“After two decades, it’s a natural time for us to redefine our commitments to the visual arts,” said Matt McGlynn, Vice President, Brand Marketing, RBC. “This decision was not taken lightly—and many factors were taken into consideration.”
In many ways, the RBC Canadian Painting Competition led the way for the array of emerging-artist prizes seen today on the Canadian art scene. When the RBC Canadian Painting Competition first began in 1999, it was one of only a few prizes supporting emerging artists in Canada. Today, there’s the Sobey Art Award, the William and Meredith Saunderson Prizes for Emerging Artists, and many more.
“We remain deeply committed to working with Canadian Art and art institutions like the Art Gallery of Ontario, the National Gallery of Canada, and the Musée des beaux-arts de Montreal, among others,” says McGlynn. “Through the RBC Art Collection we will also continue to support Canada’s vibrant art community, with our curatorial team focusing on acquiring more works from emerging Canadian artists and lending these important works to museum exhibitions.”
Among the artists recently added to the RBC collection are Roula Partheniou, Maggie Groat, Joseph Tisiga and Nicolas Grenier.

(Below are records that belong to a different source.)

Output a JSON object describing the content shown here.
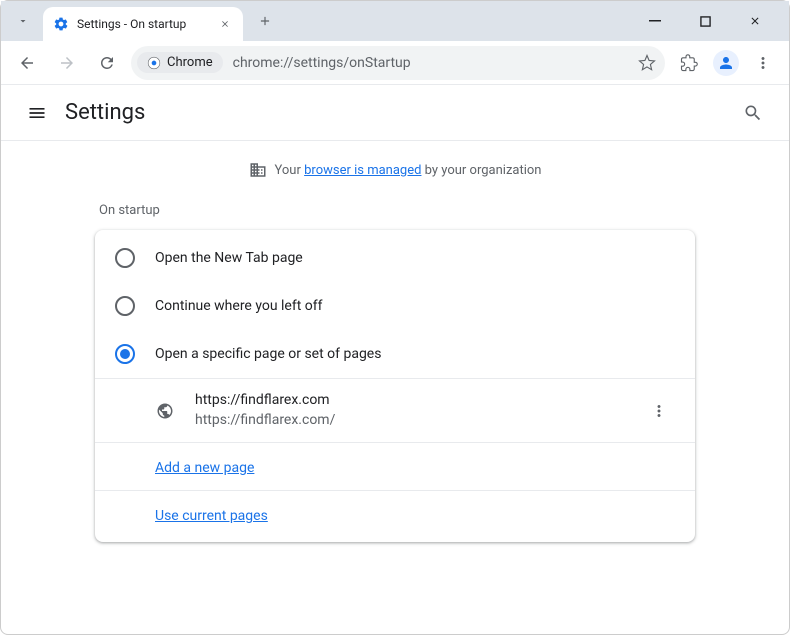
{
  "tab": {
    "title": "Settings - On startup"
  },
  "omnibox": {
    "chip_label": "Chrome",
    "url": "chrome://settings/onStartup"
  },
  "header": {
    "title": "Settings"
  },
  "managed": {
    "prefix": "Your ",
    "link": "browser is managed",
    "suffix": " by your organization"
  },
  "startup": {
    "section_title": "On startup",
    "options": [
      {
        "label": "Open the New Tab page"
      },
      {
        "label": "Continue where you left off"
      },
      {
        "label": "Open a specific page or set of pages"
      }
    ],
    "pages": [
      {
        "title": "https://findflarex.com",
        "url": "https://findflarex.com/"
      }
    ],
    "add_page_label": "Add a new page",
    "use_current_label": "Use current pages"
  }
}
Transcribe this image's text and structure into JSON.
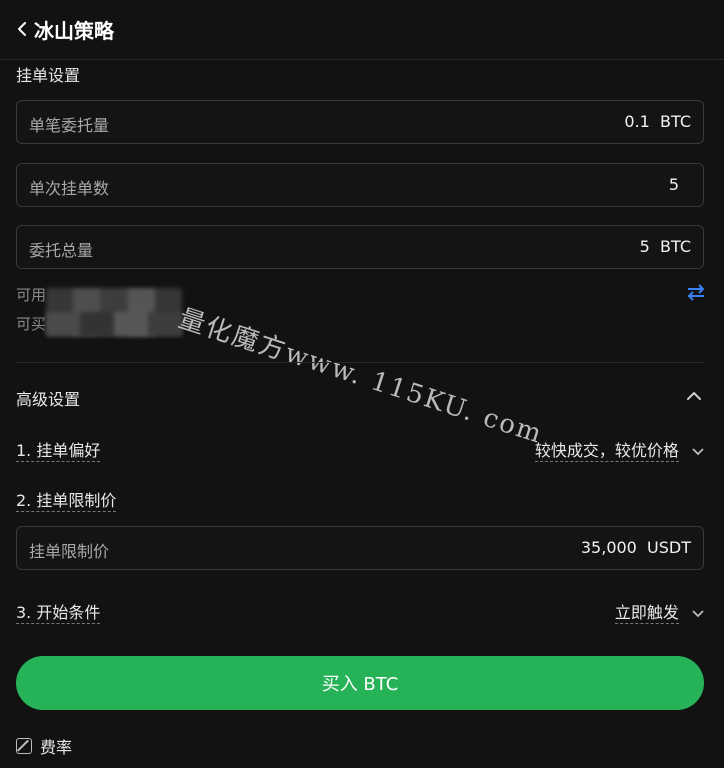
{
  "header": {
    "title": "冰山策略"
  },
  "order_settings": {
    "section_label": "挂单设置",
    "fields": [
      {
        "label": "单笔委托量",
        "value": "0.1  BTC"
      },
      {
        "label": "单次挂单数",
        "value": "5"
      },
      {
        "label": "委托总量",
        "value": "5  BTC"
      }
    ],
    "available_label": "可用",
    "can_buy_label": "可买"
  },
  "advanced": {
    "section_label": "高级设置",
    "preference_label": "1. 挂单偏好",
    "preference_value": "较快成交，较优价格",
    "limit_label": "2. 挂单限制价",
    "limit_field_label": "挂单限制价",
    "limit_field_value": "35,000  USDT",
    "start_label": "3. 开始条件",
    "start_value": "立即触发"
  },
  "buy_button": {
    "label": "买入 BTC"
  },
  "fee": {
    "label": "费率"
  },
  "watermark": "量化魔方www. 115KU. com",
  "colors": {
    "accent_green": "#26b358",
    "swap_blue": "#3b82f6",
    "background": "#121212"
  }
}
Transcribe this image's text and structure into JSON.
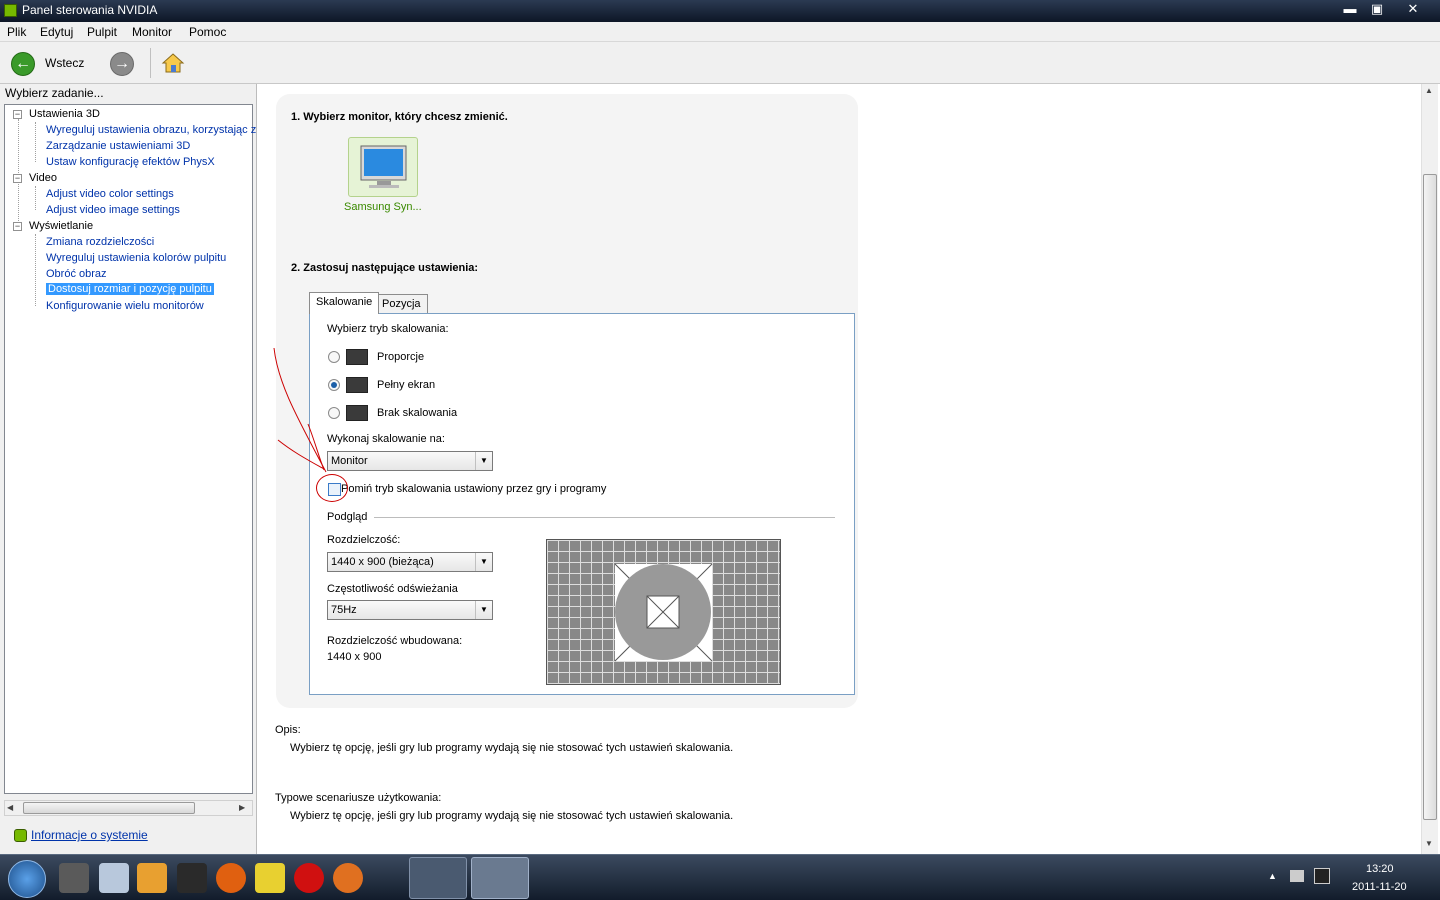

There, they join works by iconic Canadian artists like General Idea, Kent Monkman and Iain Baxter&, among others.
Canadian Art’s partnership with RBC continues to evolve, bringing vital support to publishing initiatives and fostering the next generation of art writers.